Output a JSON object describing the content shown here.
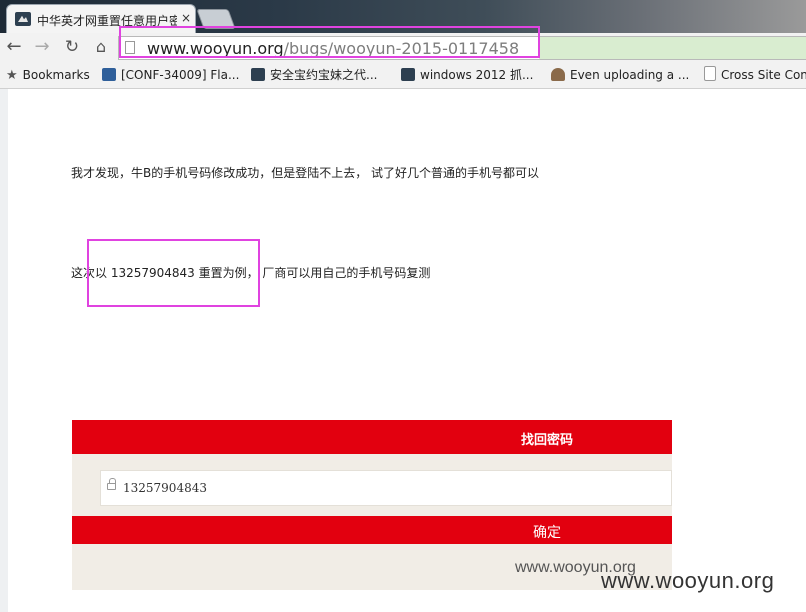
{
  "tab": {
    "title": "中华英才网重置任意用户密",
    "close": "×"
  },
  "toolbar": {
    "back": "←",
    "forward": "→",
    "reload": "↻",
    "home": "⌂",
    "url_host": "www.wooyun.org",
    "url_path": "/bugs/wooyun-2015-0117458"
  },
  "bookmarks": [
    {
      "label": "Bookmarks",
      "icon": "star-icon"
    },
    {
      "label": "[CONF-34009] Fla...",
      "icon": "confluence-icon"
    },
    {
      "label": "安全宝约宝妹之代...",
      "icon": "wooyun-icon"
    },
    {
      "label": "windows 2012 抓...",
      "icon": "wooyun-icon"
    },
    {
      "label": "Even uploading a ...",
      "icon": "user-icon"
    },
    {
      "label": "Cross Site Con",
      "icon": "page-icon"
    }
  ],
  "content": {
    "para1": "我才发现，牛B的手机号码修改成功，但是登陆不上去， 试了好几个普通的手机号都可以",
    "para2": "这次以 13257904843 重置为例， 厂商可以用自己的手机号码复测"
  },
  "embed": {
    "title": "找回密码",
    "phone": "13257904843",
    "confirm": "确定",
    "watermark": "www.wooyun.org"
  },
  "watermark": "www.wooyun.org",
  "colors": {
    "brand_red": "#e2000f",
    "highlight": "#e043e0"
  }
}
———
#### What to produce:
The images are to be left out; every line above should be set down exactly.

#### Exercise output:
Output a JSON object describing the content shown here.
{
  "tab": {
    "title": "中华英才网重置任意用户密",
    "close": "×"
  },
  "toolbar": {
    "back": "←",
    "forward": "→",
    "reload": "↻",
    "home": "⌂",
    "url_host": "www.wooyun.org",
    "url_path": "/bugs/wooyun-2015-0117458"
  },
  "bookmarks": [
    {
      "label": "Bookmarks",
      "icon": "star-icon"
    },
    {
      "label": "[CONF-34009] Fla...",
      "icon": "confluence-icon"
    },
    {
      "label": "安全宝约宝妹之代...",
      "icon": "wooyun-icon"
    },
    {
      "label": "windows 2012 抓...",
      "icon": "wooyun-icon"
    },
    {
      "label": "Even uploading a ...",
      "icon": "user-icon"
    },
    {
      "label": "Cross Site Con",
      "icon": "page-icon"
    }
  ],
  "content": {
    "para1": "我才发现，牛B的手机号码修改成功，但是登陆不上去， 试了好几个普通的手机号都可以",
    "para2": "这次以 13257904843 重置为例， 厂商可以用自己的手机号码复测"
  },
  "embed": {
    "title": "找回密码",
    "phone": "13257904843",
    "confirm": "确定",
    "watermark": "www.wooyun.org"
  },
  "watermark": "www.wooyun.org",
  "colors": {
    "brand_red": "#e2000f",
    "highlight": "#e043e0"
  }
}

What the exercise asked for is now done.